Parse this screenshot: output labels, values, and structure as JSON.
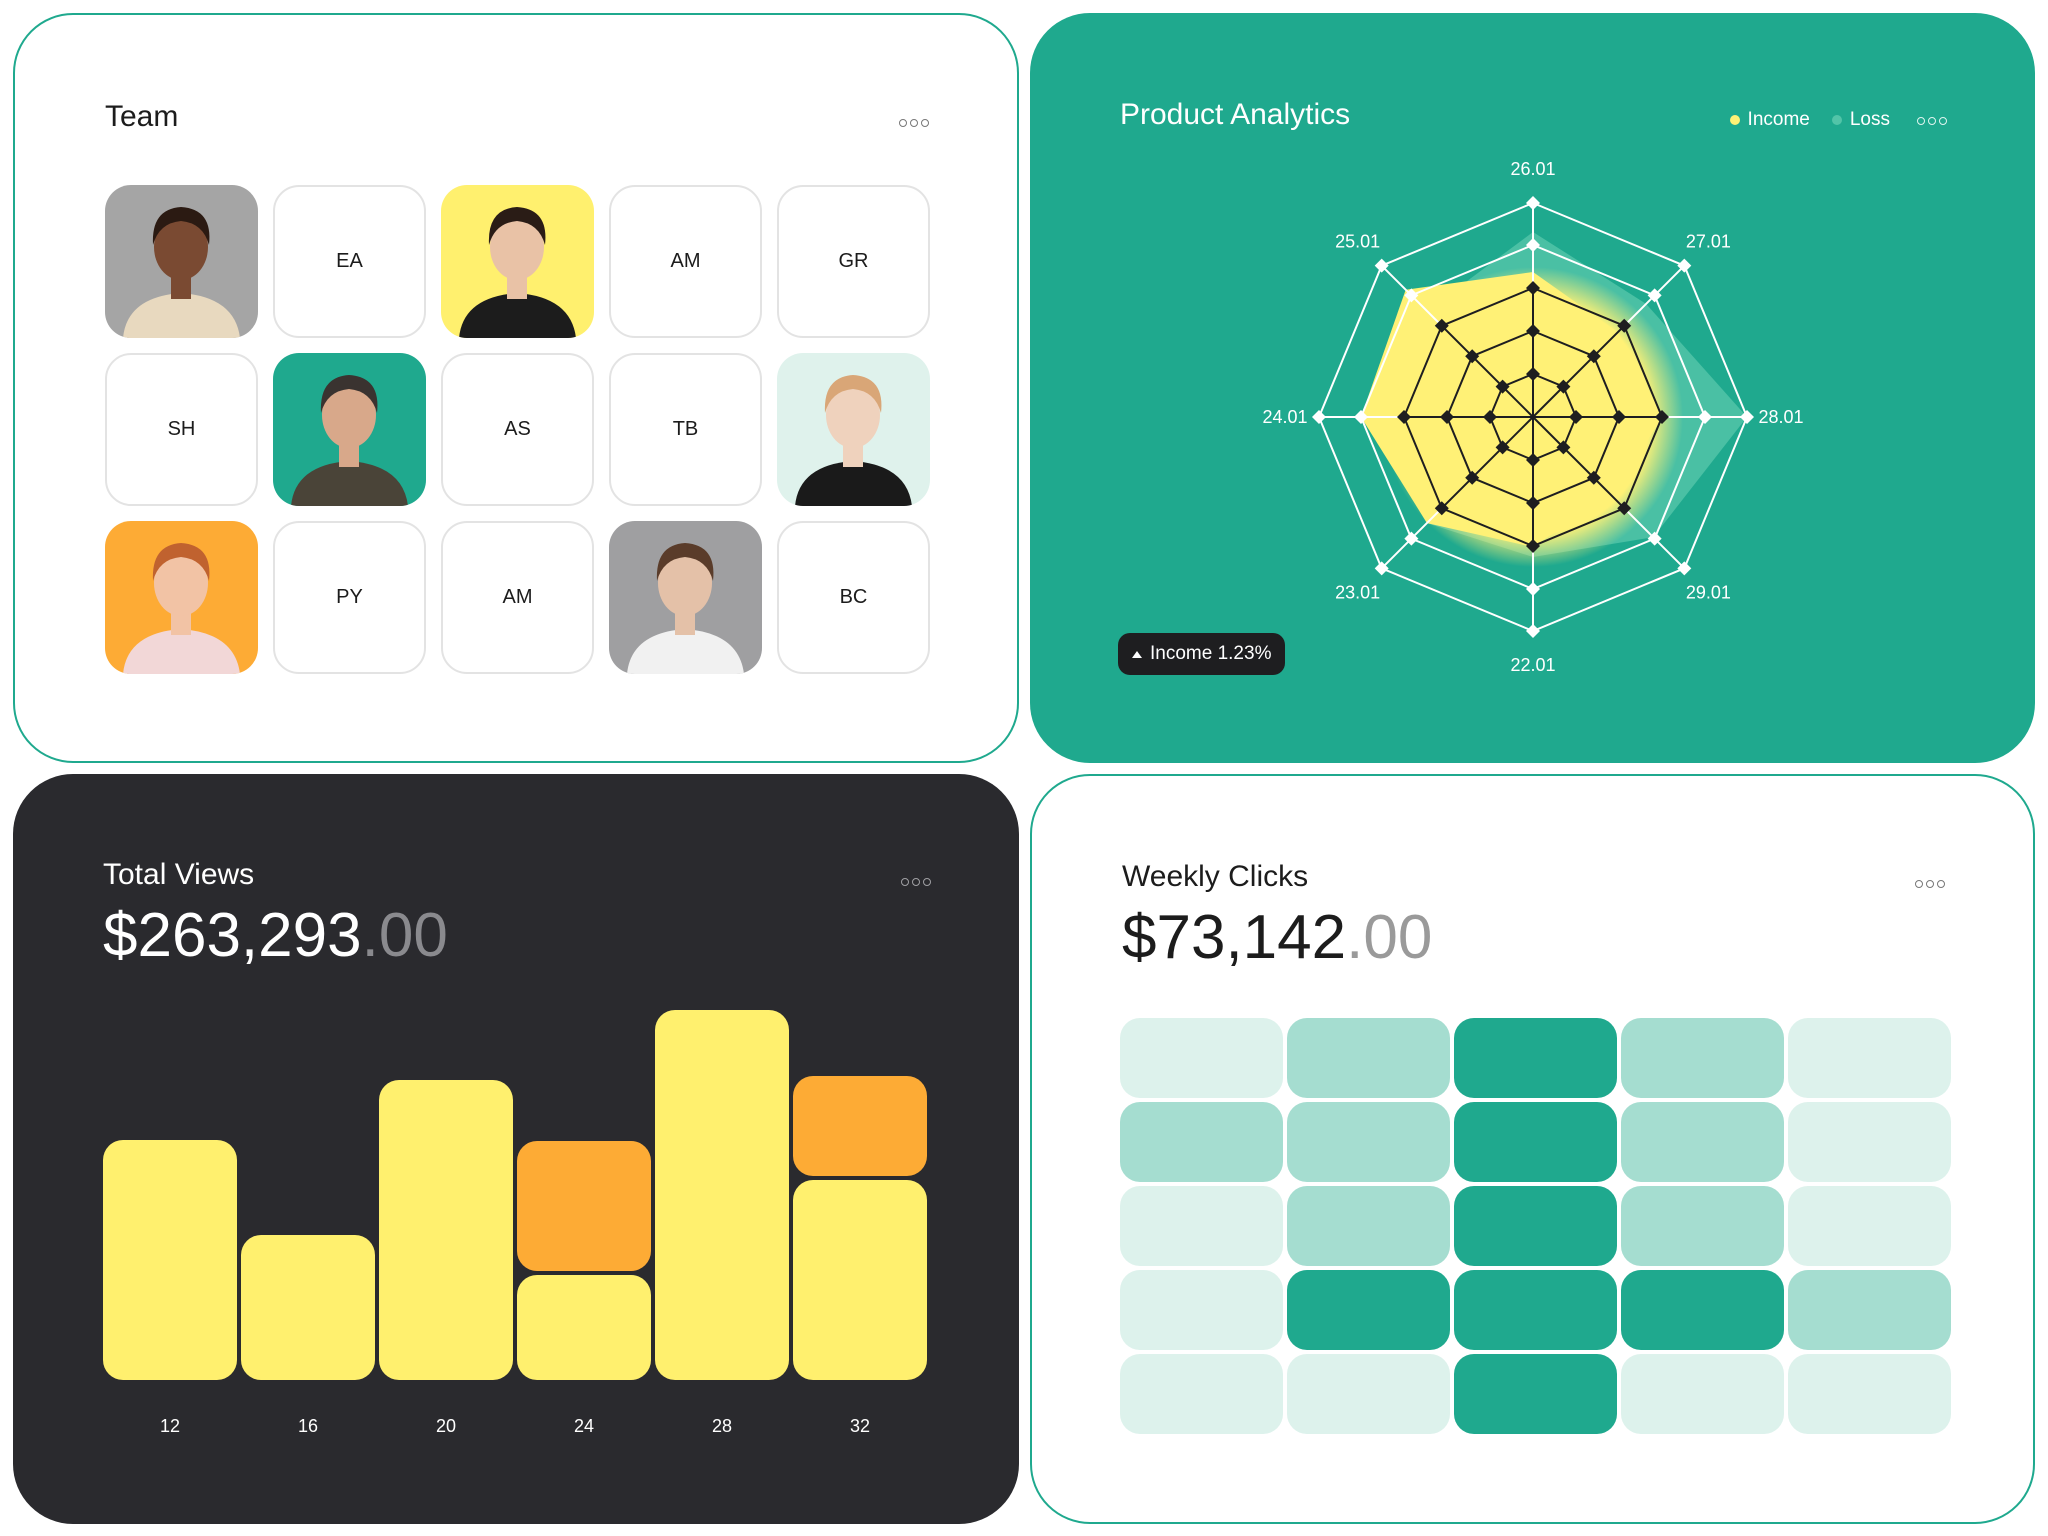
{
  "team": {
    "title": "Team",
    "members": [
      {
        "initials": "",
        "photo": "man-curly"
      },
      {
        "initials": "EA"
      },
      {
        "initials": "",
        "photo": "woman-yellow"
      },
      {
        "initials": "AM"
      },
      {
        "initials": "GR"
      },
      {
        "initials": "SH"
      },
      {
        "initials": "",
        "photo": "man-beard"
      },
      {
        "initials": "AS"
      },
      {
        "initials": "TB"
      },
      {
        "initials": "",
        "photo": "woman-profile"
      },
      {
        "initials": "",
        "photo": "man-ginger"
      },
      {
        "initials": "PY"
      },
      {
        "initials": "AM"
      },
      {
        "initials": "",
        "photo": "woman-grey"
      },
      {
        "initials": "BC"
      }
    ]
  },
  "analytics": {
    "title": "Product Analytics",
    "legend": [
      {
        "label": "Income",
        "color": "#fff176"
      },
      {
        "label": "Loss",
        "color": "#52c4a8"
      }
    ],
    "badge": "Income 1.23%",
    "axes": [
      "26.01",
      "27.01",
      "28.01",
      "29.01",
      "22.01",
      "23.01",
      "24.01",
      "25.01"
    ]
  },
  "views": {
    "title": "Total Views",
    "amount": "$263,293",
    "cents": ".00"
  },
  "clicks": {
    "title": "Weekly Clicks",
    "amount": "$73,142",
    "cents": ".00"
  },
  "chart_data": [
    {
      "type": "bar",
      "categories": [
        "12",
        "16",
        "20",
        "24",
        "28",
        "32"
      ],
      "series": [
        {
          "values": [
            240,
            145,
            300,
            105,
            370,
            200
          ],
          "color": "#fff06e"
        },
        {
          "values": [
            0,
            0,
            0,
            130,
            0,
            100
          ],
          "color": "#fdab35"
        }
      ],
      "ylim": [
        0,
        370
      ]
    },
    {
      "type": "heatmap",
      "levels": [
        [
          0,
          1,
          3,
          1,
          0
        ],
        [
          1,
          1,
          3,
          1,
          0
        ],
        [
          0,
          1,
          3,
          1,
          0
        ],
        [
          0,
          3,
          3,
          3,
          1
        ],
        [
          0,
          0,
          3,
          0,
          0
        ]
      ],
      "colors": [
        "#ddf2ec",
        "#a5ddd0",
        "#1fa98e",
        "#1fa98e"
      ]
    }
  ],
  "colors": {
    "accent": "#1fa98e",
    "yellow": "#fff06e",
    "orange": "#fdab35",
    "dark": "#2a2a2e"
  }
}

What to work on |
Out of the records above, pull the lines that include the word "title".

Exercise solution |
    "title": "Team",
    "title": "Product Analytics",
    "title": "Total Views",
    "title": "Weekly Clicks",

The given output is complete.